→ Input data:
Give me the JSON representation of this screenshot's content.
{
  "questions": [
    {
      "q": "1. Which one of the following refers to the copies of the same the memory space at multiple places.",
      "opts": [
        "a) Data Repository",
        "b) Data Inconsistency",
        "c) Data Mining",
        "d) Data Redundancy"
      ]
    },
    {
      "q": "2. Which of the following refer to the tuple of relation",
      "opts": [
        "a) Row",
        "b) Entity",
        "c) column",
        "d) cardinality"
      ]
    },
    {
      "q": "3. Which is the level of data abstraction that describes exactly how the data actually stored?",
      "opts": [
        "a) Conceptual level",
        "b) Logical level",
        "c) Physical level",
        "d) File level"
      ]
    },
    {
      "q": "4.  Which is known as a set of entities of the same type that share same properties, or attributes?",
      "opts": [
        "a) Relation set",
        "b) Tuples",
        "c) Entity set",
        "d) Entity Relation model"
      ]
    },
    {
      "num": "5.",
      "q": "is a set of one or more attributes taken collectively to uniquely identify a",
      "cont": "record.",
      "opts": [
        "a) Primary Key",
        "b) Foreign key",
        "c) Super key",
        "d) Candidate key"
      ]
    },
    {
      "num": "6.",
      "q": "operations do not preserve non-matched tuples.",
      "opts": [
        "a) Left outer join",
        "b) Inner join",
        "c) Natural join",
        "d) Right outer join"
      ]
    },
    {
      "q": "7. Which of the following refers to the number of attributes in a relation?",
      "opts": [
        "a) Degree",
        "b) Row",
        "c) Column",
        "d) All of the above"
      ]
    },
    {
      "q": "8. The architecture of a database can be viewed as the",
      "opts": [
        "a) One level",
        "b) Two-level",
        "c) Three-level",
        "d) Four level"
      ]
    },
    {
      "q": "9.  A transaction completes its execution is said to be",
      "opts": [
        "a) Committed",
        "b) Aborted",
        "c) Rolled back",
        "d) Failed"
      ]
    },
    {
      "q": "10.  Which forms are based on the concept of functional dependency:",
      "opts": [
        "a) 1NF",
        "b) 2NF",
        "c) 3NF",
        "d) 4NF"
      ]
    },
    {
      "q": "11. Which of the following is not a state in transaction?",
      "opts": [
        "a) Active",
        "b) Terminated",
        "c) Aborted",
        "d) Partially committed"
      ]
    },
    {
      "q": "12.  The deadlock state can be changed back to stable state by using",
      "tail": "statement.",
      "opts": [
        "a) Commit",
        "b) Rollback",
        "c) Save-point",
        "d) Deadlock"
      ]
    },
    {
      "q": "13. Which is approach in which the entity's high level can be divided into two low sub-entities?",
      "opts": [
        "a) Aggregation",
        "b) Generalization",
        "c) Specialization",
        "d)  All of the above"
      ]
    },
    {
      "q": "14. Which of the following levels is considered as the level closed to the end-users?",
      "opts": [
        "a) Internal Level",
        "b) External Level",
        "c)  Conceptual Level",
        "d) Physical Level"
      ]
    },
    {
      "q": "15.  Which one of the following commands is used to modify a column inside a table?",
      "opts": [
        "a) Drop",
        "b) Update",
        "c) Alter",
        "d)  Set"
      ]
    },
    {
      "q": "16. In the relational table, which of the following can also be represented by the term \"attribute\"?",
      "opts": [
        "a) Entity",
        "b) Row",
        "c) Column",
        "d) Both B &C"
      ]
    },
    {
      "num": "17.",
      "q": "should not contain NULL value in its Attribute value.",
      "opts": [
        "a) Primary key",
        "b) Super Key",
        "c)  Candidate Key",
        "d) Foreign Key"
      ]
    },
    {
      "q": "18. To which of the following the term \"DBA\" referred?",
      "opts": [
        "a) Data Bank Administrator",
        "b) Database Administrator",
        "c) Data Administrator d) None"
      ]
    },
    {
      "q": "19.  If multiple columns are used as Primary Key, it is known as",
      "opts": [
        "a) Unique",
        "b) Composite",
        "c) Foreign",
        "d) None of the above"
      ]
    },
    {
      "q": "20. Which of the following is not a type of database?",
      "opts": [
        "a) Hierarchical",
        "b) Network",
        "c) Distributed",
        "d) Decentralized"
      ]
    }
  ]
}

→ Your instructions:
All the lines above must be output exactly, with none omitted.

→ Completed exercise:
Give me the JSON representation of this screenshot's content.
{
  "questions": [
    {
      "q": "1. Which one of the following refers to the copies of the same the memory space at multiple places.",
      "opts": [
        "a) Data Repository",
        "b) Data Inconsistency",
        "c) Data Mining",
        "d) Data Redundancy"
      ]
    },
    {
      "q": "2. Which of the following refer to the tuple of relation",
      "opts": [
        "a) Row",
        "b) Entity",
        "c) column",
        "d) cardinality"
      ]
    },
    {
      "q": "3. Which is the level of data abstraction that describes exactly how the data actually stored?",
      "opts": [
        "a) Conceptual level",
        "b) Logical level",
        "c) Physical level",
        "d) File level"
      ]
    },
    {
      "q": "4.  Which is known as a set of entities of the same type that share same properties, or attributes?",
      "opts": [
        "a) Relation set",
        "b) Tuples",
        "c) Entity set",
        "d) Entity Relation model"
      ]
    },
    {
      "num": "5.",
      "q": "is a set of one or more attributes taken collectively to uniquely identify a",
      "cont": "record.",
      "opts": [
        "a) Primary Key",
        "b) Foreign key",
        "c) Super key",
        "d) Candidate key"
      ]
    },
    {
      "num": "6.",
      "q": "operations do not preserve non-matched tuples.",
      "opts": [
        "a) Left outer join",
        "b) Inner join",
        "c) Natural join",
        "d) Right outer join"
      ]
    },
    {
      "q": "7. Which of the following refers to the number of attributes in a relation?",
      "opts": [
        "a) Degree",
        "b) Row",
        "c) Column",
        "d) All of the above"
      ]
    },
    {
      "q": "8. The architecture of a database can be viewed as the",
      "opts": [
        "a) One level",
        "b) Two-level",
        "c) Three-level",
        "d) Four level"
      ]
    },
    {
      "q": "9.  A transaction completes its execution is said to be",
      "opts": [
        "a) Committed",
        "b) Aborted",
        "c) Rolled back",
        "d) Failed"
      ]
    },
    {
      "q": "10.  Which forms are based on the concept of functional dependency:",
      "opts": [
        "a) 1NF",
        "b) 2NF",
        "c) 3NF",
        "d) 4NF"
      ]
    },
    {
      "q": "11. Which of the following is not a state in transaction?",
      "opts": [
        "a) Active",
        "b) Terminated",
        "c) Aborted",
        "d) Partially committed"
      ]
    },
    {
      "q": "12.  The deadlock state can be changed back to stable state by using",
      "tail": "statement.",
      "opts": [
        "a) Commit",
        "b) Rollback",
        "c) Save-point",
        "d) Deadlock"
      ]
    },
    {
      "q": "13. Which is approach in which the entity's high level can be divided into two low sub-entities?",
      "opts": [
        "a) Aggregation",
        "b) Generalization",
        "c) Specialization",
        "d)  All of the above"
      ]
    },
    {
      "q": "14. Which of the following levels is considered as the level closed to the end-users?",
      "opts": [
        "a) Internal Level",
        "b) External Level",
        "c)  Conceptual Level",
        "d) Physical Level"
      ]
    },
    {
      "q": "15.  Which one of the following commands is used to modify a column inside a table?",
      "opts": [
        "a) Drop",
        "b) Update",
        "c) Alter",
        "d)  Set"
      ]
    },
    {
      "q": "16. In the relational table, which of the following can also be represented by the term \"attribute\"?",
      "opts": [
        "a) Entity",
        "b) Row",
        "c) Column",
        "d) Both B &C"
      ]
    },
    {
      "num": "17.",
      "q": "should not contain NULL value in its Attribute value.",
      "opts": [
        "a) Primary key",
        "b) Super Key",
        "c)  Candidate Key",
        "d) Foreign Key"
      ]
    },
    {
      "q": "18. To which of the following the term \"DBA\" referred?",
      "opts": [
        "a) Data Bank Administrator",
        "b) Database Administrator",
        "c) Data Administrator d) None"
      ]
    },
    {
      "q": "19.  If multiple columns are used as Primary Key, it is known as",
      "opts": [
        "a) Unique",
        "b) Composite",
        "c) Foreign",
        "d) None of the above"
      ]
    },
    {
      "q": "20. Which of the following is not a type of database?",
      "opts": [
        "a) Hierarchical",
        "b) Network",
        "c) Distributed",
        "d) Decentralized"
      ]
    }
  ]
}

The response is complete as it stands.